original files vs. a rendered file
The first thing to keep in mind is that sending the original footage is sometimes not optional, depending on the project.
Using the original files or a render can both be very beneficial or make life very complicated. Which one is true varies per project and there is no one-size-fits-all solution.
This page gives you a generic pros and cons list, but every project would ideally be analysed by a professional before this decision is made.
8-bit vs. 10-bit
Regardless of the workflow, you need to make sure you deliver (at least) 10-bit files to us.
The codecs mentioned below are all 10-bit, so if you stick to them, you should be good to go.
However, if you lowered the quality of the files (ie.: by making proxies) on Premiere Pro or AVID to make editing smoother, the video gets compressed and the color information brought down to 8 bits.

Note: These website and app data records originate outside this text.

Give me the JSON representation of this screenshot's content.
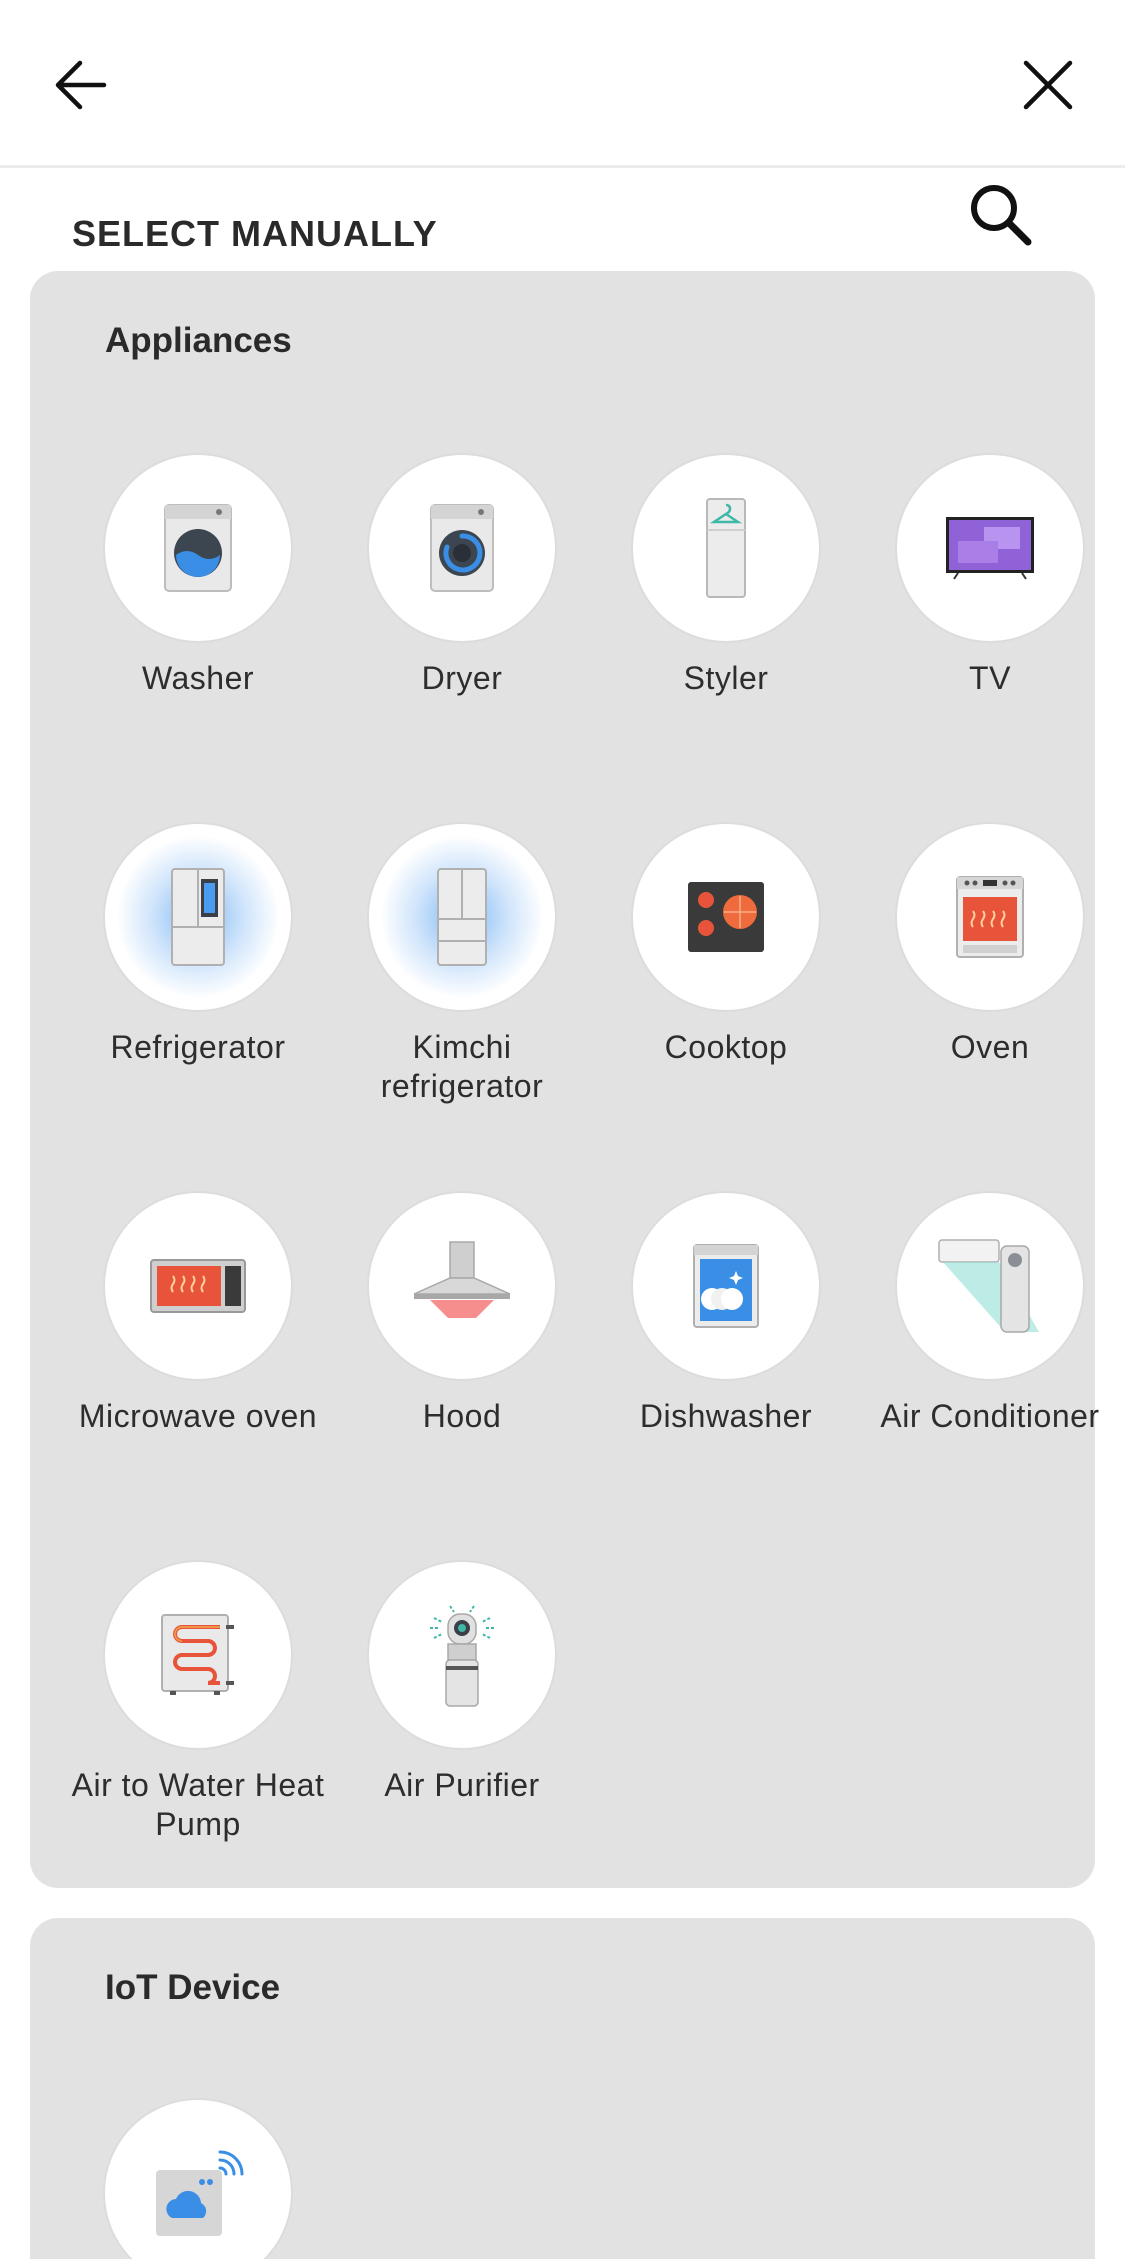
{
  "header": {
    "back_icon": "arrow-left-icon",
    "close_icon": "close-icon"
  },
  "select_manually": {
    "title": "SELECT MANUALLY",
    "search_icon": "search-icon"
  },
  "appliances": {
    "title": "Appliances",
    "items": [
      {
        "label": "Washer",
        "icon": "washer-icon"
      },
      {
        "label": "Dryer",
        "icon": "dryer-icon"
      },
      {
        "label": "Styler",
        "icon": "styler-icon"
      },
      {
        "label": "TV",
        "icon": "tv-icon"
      },
      {
        "label": "Refrigerator",
        "icon": "refrigerator-icon"
      },
      {
        "label": "Kimchi refrigerator",
        "icon": "kimchi-refrigerator-icon"
      },
      {
        "label": "Cooktop",
        "icon": "cooktop-icon"
      },
      {
        "label": "Oven",
        "icon": "oven-icon"
      },
      {
        "label": "Microwave oven",
        "icon": "microwave-icon"
      },
      {
        "label": "Hood",
        "icon": "hood-icon"
      },
      {
        "label": "Dishwasher",
        "icon": "dishwasher-icon"
      },
      {
        "label": "Air Conditioner",
        "icon": "air-conditioner-icon"
      },
      {
        "label": "Air to Water Heat Pump",
        "icon": "heat-pump-icon"
      },
      {
        "label": "Air Purifier",
        "icon": "air-purifier-icon"
      }
    ]
  },
  "iot": {
    "title": "IoT Device",
    "items": [
      {
        "label": "",
        "icon": "iot-cloud-icon"
      }
    ]
  },
  "colors": {
    "card_bg": "#e2e2e2",
    "accent_blue": "#3a8ee6",
    "heat_red": "#e8543a"
  }
}
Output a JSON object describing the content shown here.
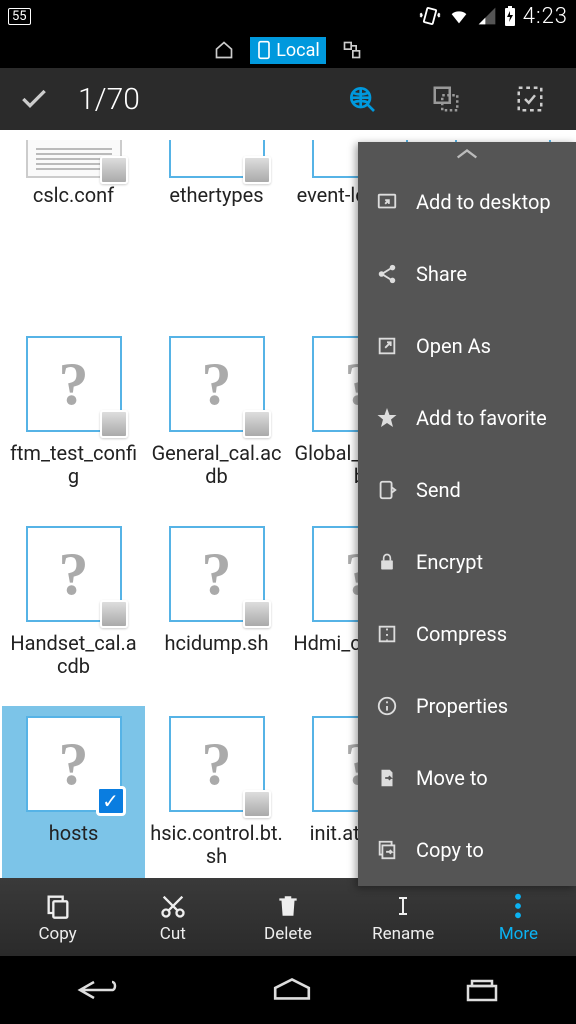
{
  "status": {
    "battery": "55",
    "time": "4:23"
  },
  "location": {
    "label": "Local"
  },
  "selection": {
    "count": "1/70"
  },
  "files": [
    {
      "name": "cslc.conf",
      "type": "text",
      "sel": false,
      "row": 0
    },
    {
      "name": "ethertypes",
      "type": "unknown",
      "sel": false,
      "row": 0
    },
    {
      "name": "event-log-tags",
      "type": "unknown",
      "sel": false,
      "row": 0
    },
    {
      "name": "",
      "type": "unknown",
      "sel": false,
      "row": 0
    },
    {
      "name": "ftm_test_config",
      "type": "unknown",
      "sel": false,
      "row": 1
    },
    {
      "name": "General_cal.acdb",
      "type": "unknown",
      "sel": false,
      "row": 1
    },
    {
      "name": "Global_cal.acdb",
      "type": "unknown",
      "sel": false,
      "row": 1
    },
    {
      "name": "",
      "type": "unknown",
      "sel": false,
      "row": 1
    },
    {
      "name": "Handset_cal.acdb",
      "type": "unknown",
      "sel": false,
      "row": 2
    },
    {
      "name": "hcidump.sh",
      "type": "unknown",
      "sel": false,
      "row": 2
    },
    {
      "name": "Hdmi_cal.acdb",
      "type": "unknown",
      "sel": false,
      "row": 2
    },
    {
      "name": "",
      "type": "unknown",
      "sel": false,
      "row": 2
    },
    {
      "name": "hosts",
      "type": "unknown",
      "sel": true,
      "row": 3
    },
    {
      "name": "hsic.control.bt.sh",
      "type": "unknown",
      "sel": false,
      "row": 3
    },
    {
      "name": "init.at.bt.sh",
      "type": "unknown",
      "sel": false,
      "row": 3
    },
    {
      "name": "",
      "type": "unknown",
      "sel": false,
      "row": 3
    }
  ],
  "menu": {
    "items": [
      {
        "label": "Add to desktop",
        "icon": "desktop"
      },
      {
        "label": "Share",
        "icon": "share"
      },
      {
        "label": "Open As",
        "icon": "open"
      },
      {
        "label": "Add to favorite",
        "icon": "star"
      },
      {
        "label": "Send",
        "icon": "send"
      },
      {
        "label": "Encrypt",
        "icon": "lock"
      },
      {
        "label": "Compress",
        "icon": "compress"
      },
      {
        "label": "Properties",
        "icon": "info"
      },
      {
        "label": "Move to",
        "icon": "move"
      },
      {
        "label": "Copy to",
        "icon": "copyto"
      }
    ]
  },
  "toolbar": {
    "copy": "Copy",
    "cut": "Cut",
    "delete": "Delete",
    "rename": "Rename",
    "more": "More"
  }
}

If you then export a 10-bit file for grading, the software will still use 8-bit source files. This means you may deliver us a 10-bit file, but the images contained within this file are still 8-bit.
8-bit color makes smooth color gradients look quite ugly. Blue skies and bokeh suddenly look very low quality.
It is very hard to notice that a video is 8-bit when looking at ungraded footage. The ugly artefacts only show up once the colorist starts pulling the colors back.
At Color Space we usually refuse source material that is 8-bit (or 10-bit that looks like 8-bit), unless the actual camera files were originally recorded in 8-bit. In that case there's nothing to be done and the grading possibilities will be limited.
Sending a ProRes or DNxHD/HR "mixdown" file:
If you shot compressed video (like log footage in XAVC, ProRes or DNxHD/HR):
1080p or lower: a 10-bit codec such as ProRes422 HQ or DNxHD 185x.
Resolutions higher than 1080p: ProRes422 HQ or DNxHR HQX 10-bit are good choices.
Higher flavors of ProRes are usually overkill for most cameras, generating big files. But further not a problem.
If your original footage is 444, then you can make a ProRes 4444 or DNxHR 444 10-bit file and still retain the quality.
If you shoot compressed (not RAW) using ARRI cameras, you have to disable the built-in LUT which comes in each video file before making the export for color. You can do that easily in the editing software.
Using the original files:
If you shoot RAW formats (like RED, ARRI or Blackmagic RAW), you can’t make an export without losing important color data. In that case we need the originals. It can be a bit inconvenient, but it may offer more flexibility/quality in grading.
If you shoot compressed (not RAW) using Arri cameras AND using an embedded (NOT burned into the footage) LUT, then we can only access that LUT during grading if we receive the original camera files.
How to decide in case of ARRI footage:
As you see above, with compressed ARRI video, you have the option of either a render or original files.
The easiest way to decide whether to send a ProRes file or the originals, is by asking yourself (or the DP) if the colorist should take the embedded LUT into account.
If that LUT is an important part of building the look, then it’s better to send the originals.
If you believe the colorist will be fine building his own look based on your input, then disable the LUT in Avid/Premiere/FCP and send us a mixdown file.